  • Issue Brief posted April 30, 2014 by Brett D. Schaefer, Steven Groves, James Phillips Palestinian Intent to Accede to 15 Treaties and U.S. Response

    President Mahmoud Abbas announced on April 1 that the Palestinian Authority (PA) will seek to join 15 international conventions and treaties. This is a new facet of the existing Palestinian policy of seeking international recognition by other governments and membership in international organizations to bolster claims of statehood absent a negotiated peace treaty with…

  • Issue Brief posted April 23, 2014 by Ana Quintana Crisis in Venezuela: UNASUR and U.S. Foreign Policy

    Earlier this month, Secretary of State John Kerry urged Congress not to respond to the Venezuelan government’s deadly crackdown against the democratic opposition. Recent high-level talks between the Venezuelan government and select members of the opposition have led the Secretary to mistakenly believe that the crisis will soon end. Additionally, he urged Congress to avoid…

  • Issue Brief posted March 24, 2014 by Brett D. Schaefer 11 Issues for Congress in the President’s FY 2015 International Affairs Budget Request

    President Barack Obama released his fiscal year (FY) 2015 budget proposal on March 4, 2014. Although much of the budget reflects long-standing programmatic and budgetary practice, there are 11 specific issues that Congress should address. The President’s FY 2015 budget request for International Affairs (IA) totals $50.01 billion, including a base budget of $44.1 billion…

  • Issue Brief posted February 26, 2014 by Brett D. Schaefer U.S. Should Demand Increased Transparency and Accountability as U.N. Revenues Rise
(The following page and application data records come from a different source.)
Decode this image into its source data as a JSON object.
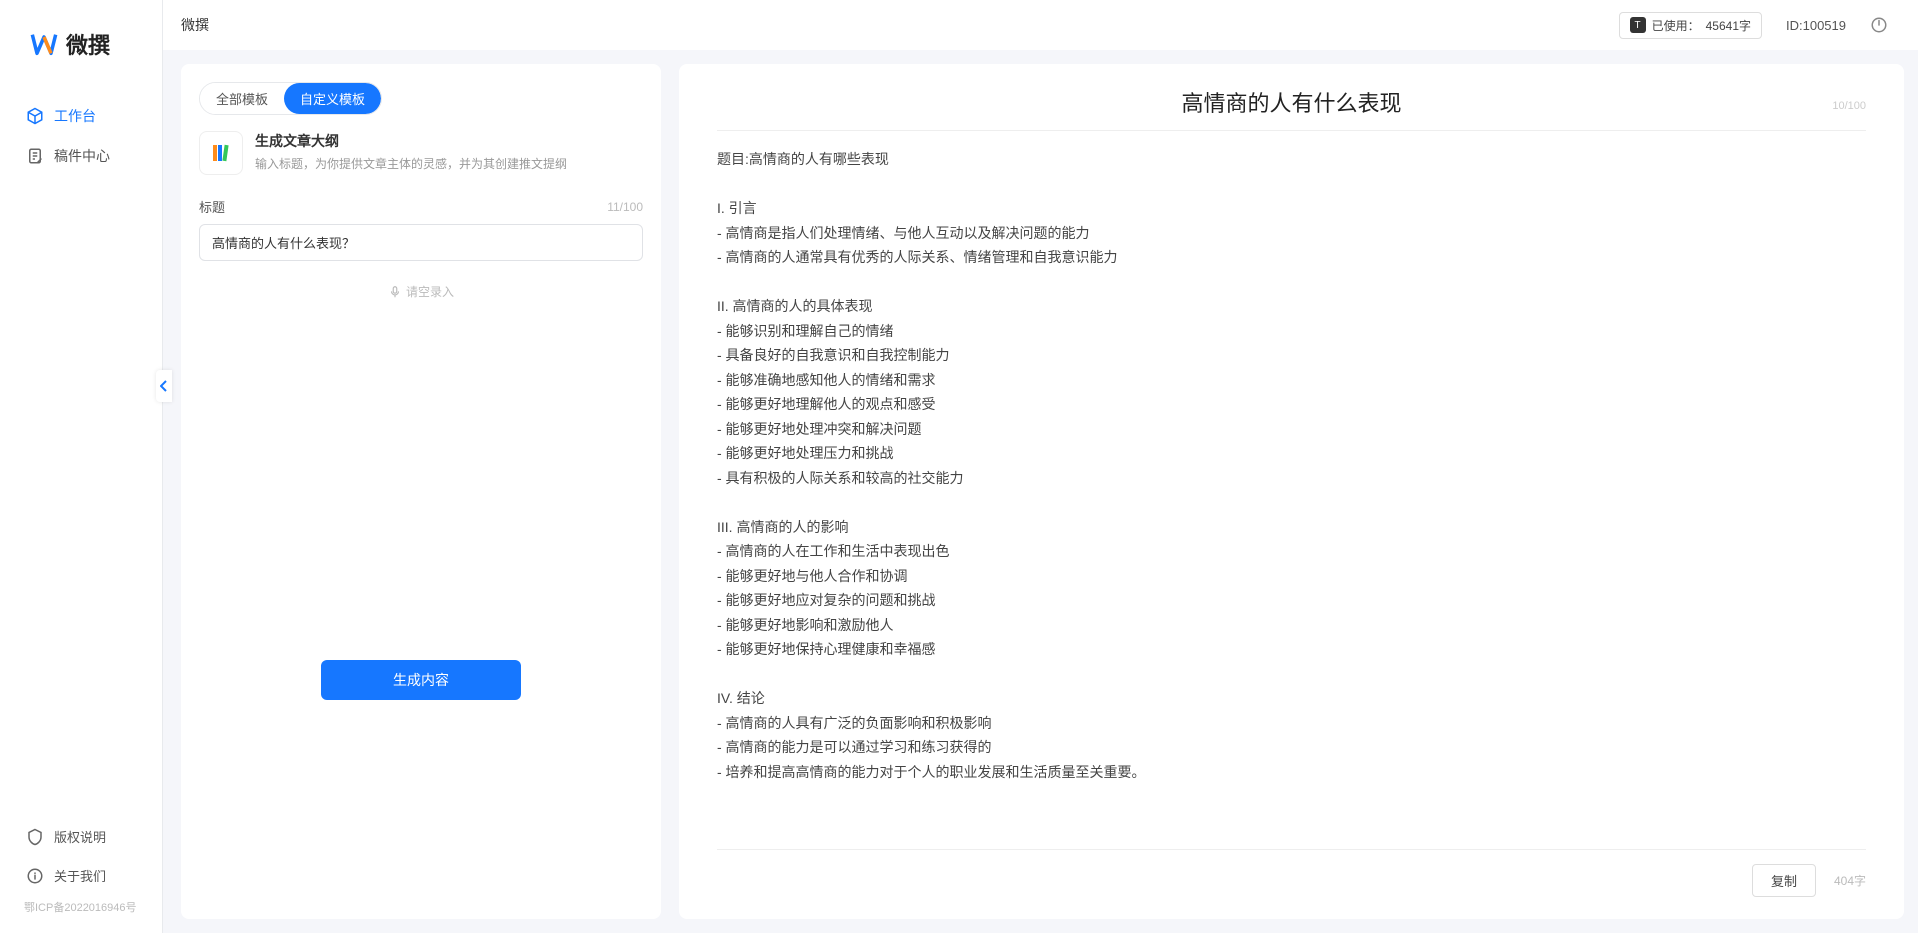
{
  "app": {
    "name": "微撰"
  },
  "topbar": {
    "title": "微撰",
    "usage_prefix": "已使用：",
    "usage_value": "45641字",
    "id_label": "ID:100519"
  },
  "sidebar": {
    "items": [
      {
        "label": "工作台",
        "icon": "cube",
        "active": true
      },
      {
        "label": "稿件中心",
        "icon": "doc",
        "active": false
      }
    ],
    "bottom": [
      {
        "label": "版权说明",
        "icon": "shield"
      },
      {
        "label": "关于我们",
        "icon": "info"
      }
    ],
    "icp": "鄂ICP备2022016946号"
  },
  "left_panel": {
    "tabs": {
      "all": "全部模板",
      "custom": "自定义模板"
    },
    "card": {
      "title": "生成文章大纲",
      "desc": "输入标题，为你提供文章主体的灵感，并为其创建推文提纲"
    },
    "field_label": "标题",
    "field_counter": "11/100",
    "input_value": "高情商的人有什么表现？",
    "input_placeholder": "",
    "voice_hint": "请空录入",
    "generate_label": "生成内容"
  },
  "right_panel": {
    "title": "高情商的人有什么表现",
    "title_counter": "10/100",
    "body": "题目:高情商的人有哪些表现\n\nI. 引言\n- 高情商是指人们处理情绪、与他人互动以及解决问题的能力\n- 高情商的人通常具有优秀的人际关系、情绪管理和自我意识能力\n\nII. 高情商的人的具体表现\n- 能够识别和理解自己的情绪\n- 具备良好的自我意识和自我控制能力\n- 能够准确地感知他人的情绪和需求\n- 能够更好地理解他人的观点和感受\n- 能够更好地处理冲突和解决问题\n- 能够更好地处理压力和挑战\n- 具有积极的人际关系和较高的社交能力\n\nIII. 高情商的人的影响\n- 高情商的人在工作和生活中表现出色\n- 能够更好地与他人合作和协调\n- 能够更好地应对复杂的问题和挑战\n- 能够更好地影响和激励他人\n- 能够更好地保持心理健康和幸福感\n\nIV. 结论\n- 高情商的人具有广泛的负面影响和积极影响\n- 高情商的能力是可以通过学习和练习获得的\n- 培养和提高高情商的能力对于个人的职业发展和生活质量至关重要。",
    "copy_label": "复制",
    "word_count": "404字"
  }
}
    United Nations system revenues nearly tripled between 2002 and 2012 from nearly $15 billion to $41.5 billion. Cumulatively, the U.N. received more than $312 billion over that period. The U.S. has been and remains the U.N. system’s largest contributor, providing approximately one-fifth of total contributions on average annually over that period. Incomplete data make a…
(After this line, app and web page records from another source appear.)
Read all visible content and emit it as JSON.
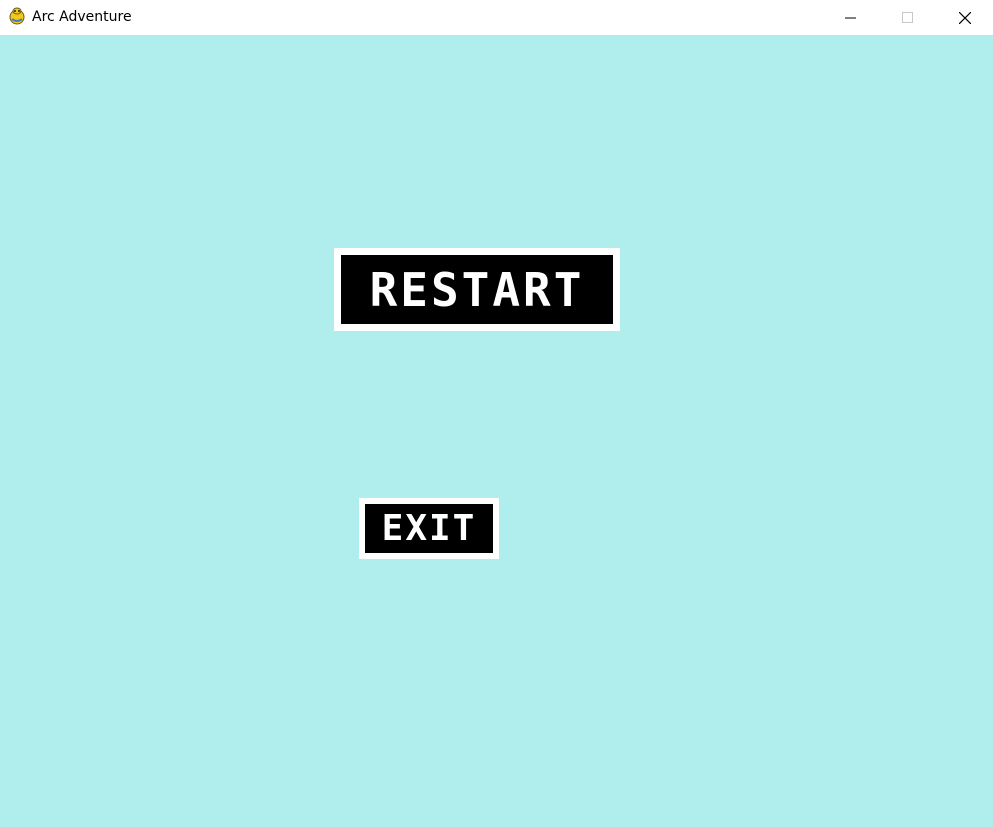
{
  "window": {
    "title": "Arc Adventure",
    "icon": "pygame-snake-icon",
    "controls": {
      "minimize_icon": "minimize-icon",
      "maximize_icon": "maximize-icon",
      "close_icon": "close-icon"
    }
  },
  "game": {
    "background_color": "#b0eded",
    "buttons": {
      "restart_label": "RESTART",
      "exit_label": "EXIT"
    },
    "button_style": {
      "fill": "#000000",
      "border": "#ffffff",
      "text": "#ffffff"
    }
  }
}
  • Issue Brief posted December 20, 2012 by Brett D. Schaefer U.S. Needs Financial Leverage to Hold Line on U.N. Budget

    The United Nations’ regular budget has grown reliably over the past six decades, with particularly sharp growth over the past decade. Last year seemed promising, as the initial U.N. regular budget for 2012–2013 was lower than the final expenditures for the previous biennial budget. However, that reduction was largely achieved through the negotiating gimmick of deferring…

  • Issue Brief posted October 19, 2012 by Brett D. Schaefer The U.S. Should Withdraw from UNESCO
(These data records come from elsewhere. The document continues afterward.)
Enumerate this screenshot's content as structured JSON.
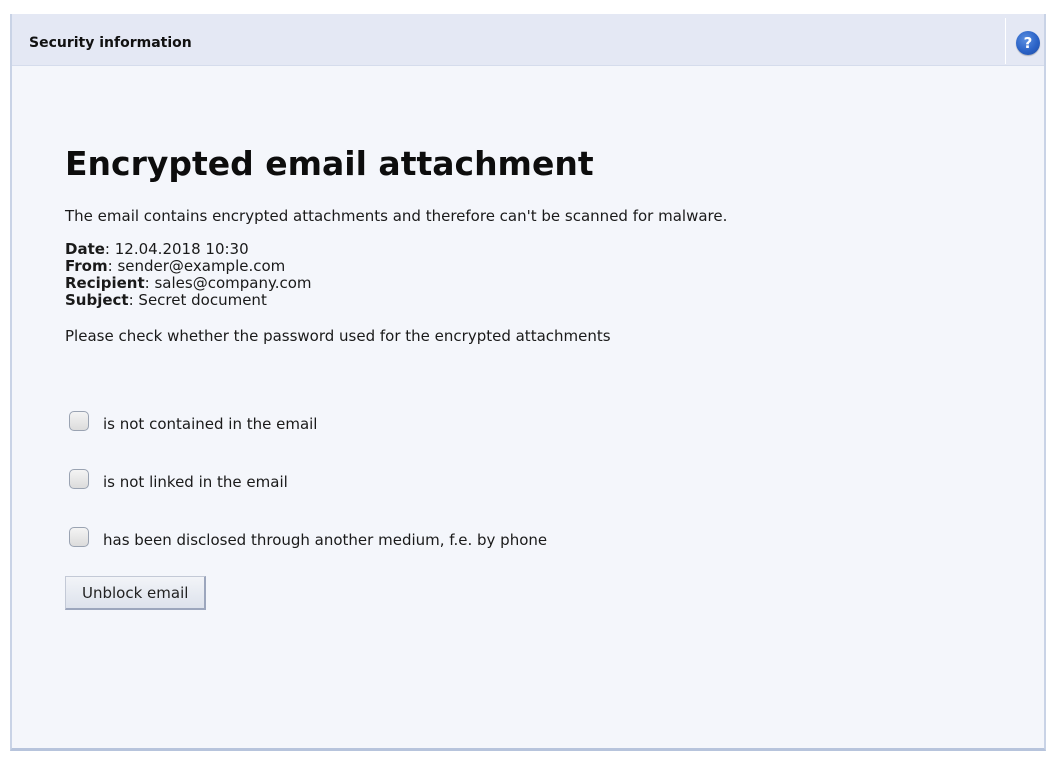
{
  "header": {
    "title": "Security information",
    "help_icon": "question-circle-icon",
    "help_label": "?"
  },
  "main": {
    "title": "Encrypted email attachment",
    "intro": "The email contains encrypted attachments and therefore can't be scanned for malware.",
    "meta": [
      {
        "key": "Date",
        "value": ": 12.04.2018 10:30"
      },
      {
        "key": "From",
        "value": ": sender@example.com"
      },
      {
        "key": "Recipient",
        "value": ": sales@company.com"
      },
      {
        "key": "Subject",
        "value": ": Secret document"
      }
    ],
    "check_prompt": "Please check whether the password used for the encrypted attachments",
    "checks": [
      {
        "label": "is not contained in the email"
      },
      {
        "label": "is not linked in the email"
      },
      {
        "label": "has been disclosed through another medium, f.e. by phone"
      }
    ],
    "button_label": "Unblock email"
  },
  "colors": {
    "header_bg": "#e4e8f4",
    "panel_bg": "#f4f6fb",
    "accent": "#2b63c7"
  }
}
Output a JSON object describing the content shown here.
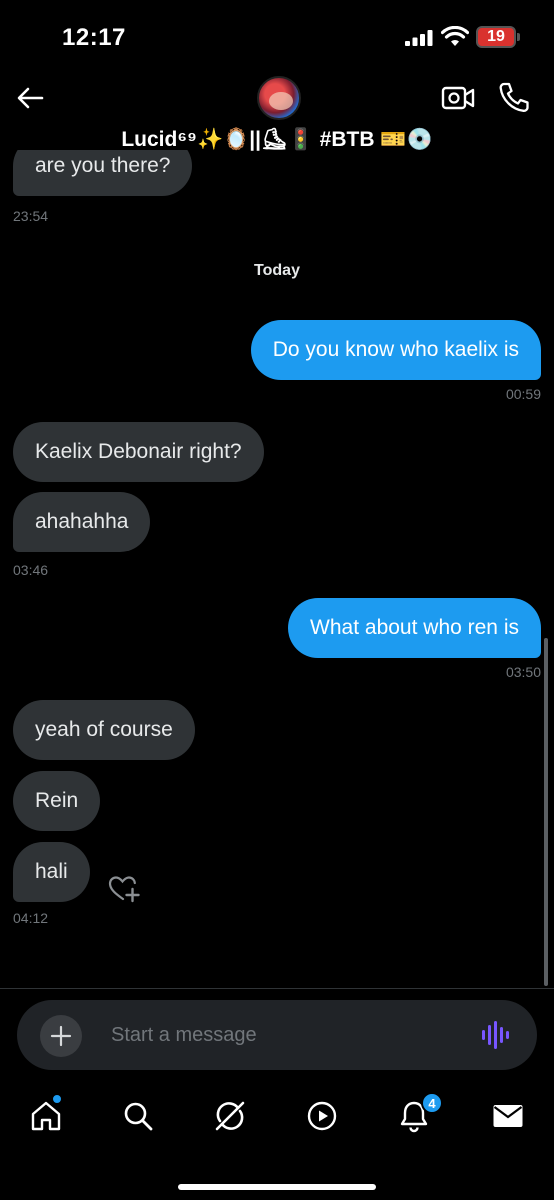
{
  "status_bar": {
    "time": "12:17",
    "battery_level": "19",
    "battery_color": "#d9322e"
  },
  "header": {
    "contact_name": "Lucid⁶⁹✨🪞||⛸🚦 #BTB 🎫💿",
    "icons": [
      "back-arrow-icon",
      "video-camera-icon",
      "phone-icon"
    ]
  },
  "messages": {
    "partial_top": {
      "text": "are you there?",
      "time": "23:54"
    },
    "date_separator": "Today",
    "items": [
      {
        "direction": "outgoing",
        "text": "Do you know who kaelix is",
        "time": "00:59"
      },
      {
        "direction": "incoming",
        "text": "Kaelix Debonair right?"
      },
      {
        "direction": "incoming",
        "text": "ahahahha",
        "time": "03:46"
      },
      {
        "direction": "outgoing",
        "text": "What about who ren is",
        "time": "03:50"
      },
      {
        "direction": "incoming",
        "text": "yeah of course"
      },
      {
        "direction": "incoming",
        "text": "Rein"
      },
      {
        "direction": "incoming",
        "text": "hali",
        "time": "04:12"
      }
    ]
  },
  "composer": {
    "placeholder": "Start a message"
  },
  "bottom_nav": {
    "items": [
      "home",
      "search",
      "grok",
      "video",
      "notifications",
      "messages"
    ],
    "notification_count": "4"
  },
  "colors": {
    "accent": "#1d9bf0",
    "incoming_bubble": "#2f3336",
    "background": "#000000",
    "voice_icon": "#7856ff"
  }
}
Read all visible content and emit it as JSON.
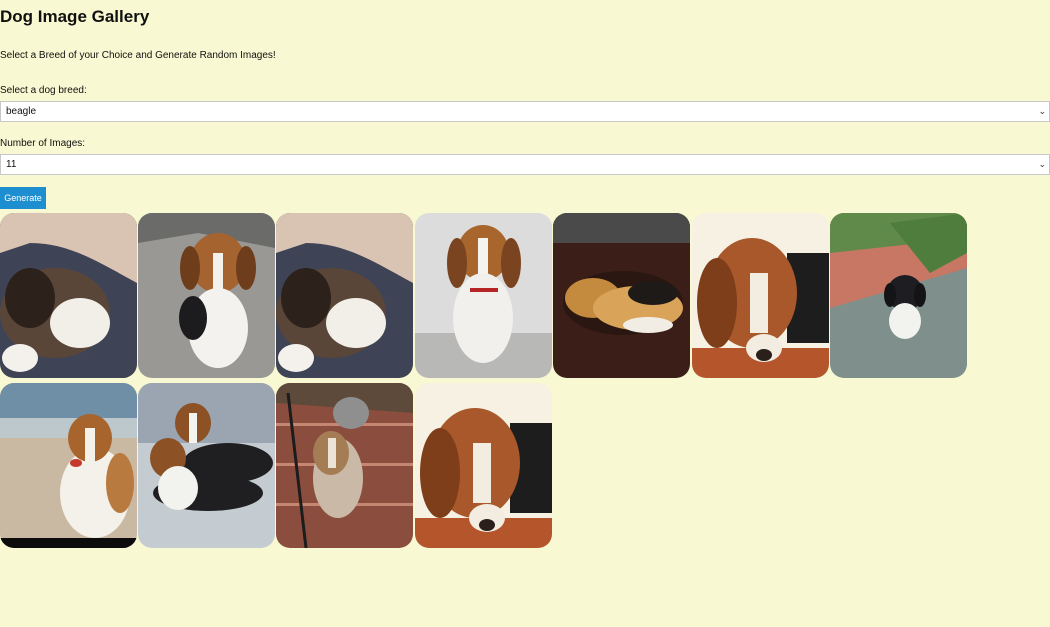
{
  "page": {
    "title": "Dog Image Gallery",
    "intro": "Select a Breed of your Choice and Generate Random Images!"
  },
  "breed": {
    "label": "Select a dog breed:",
    "selected": "beagle",
    "chevron_icon": "chevron-down-icon"
  },
  "count": {
    "label": "Number of Images:",
    "selected": "11",
    "chevron_icon": "chevron-down-icon"
  },
  "generate_button": {
    "label": "Generate",
    "color": "#1d8fd1"
  },
  "colors": {
    "background": "#f8f8d2"
  },
  "gallery": {
    "image_count": 11
  }
}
    Last fall, the United Nations Educational, Scientific, and Cultural Organization (UNESCO) granted membership to the Palestinian Authority. It did so despite clear warnings from Washington that this would necessitate an immediate freeze on all U.S. funding to the agency. Subsequently, President Obama stopped all U.S. financial contributions to the organization as required…

  • Backgrounder posted August 6, 2012 by Brett D. Schaefer United Nations: Credits Owed Should Be Returned to Member States

    Abstract: For years, the United Nations has retained surplus appropriations for closed peacekeeping operations and credits owed to the U.S. from the Tax Equalization Fund. U.N. financial rules and regulations state that the U.N. should “surrender” these funds (reimburse or credit them toward related assessments) after a specified period. Instead, the U.N. has retained…

  • Issue Brief posted July 31, 2012 by Morgan Lorraine Roach, Brett D. Schaefer How the New African Union Leadership Should Improve the Organization

    For the African Union (AU) Commission, the election earlier this month of South Africa’s Home Affairs minister, Nkosazana Dlamini-Zuma, as chair offers a chance to address issues that have hindered the organization’s image and its impact on the continent. The new leader should provide leadership in pressing the organization to respond more effectively to the…

Find more work on International Organizations
Find more work on International Organizations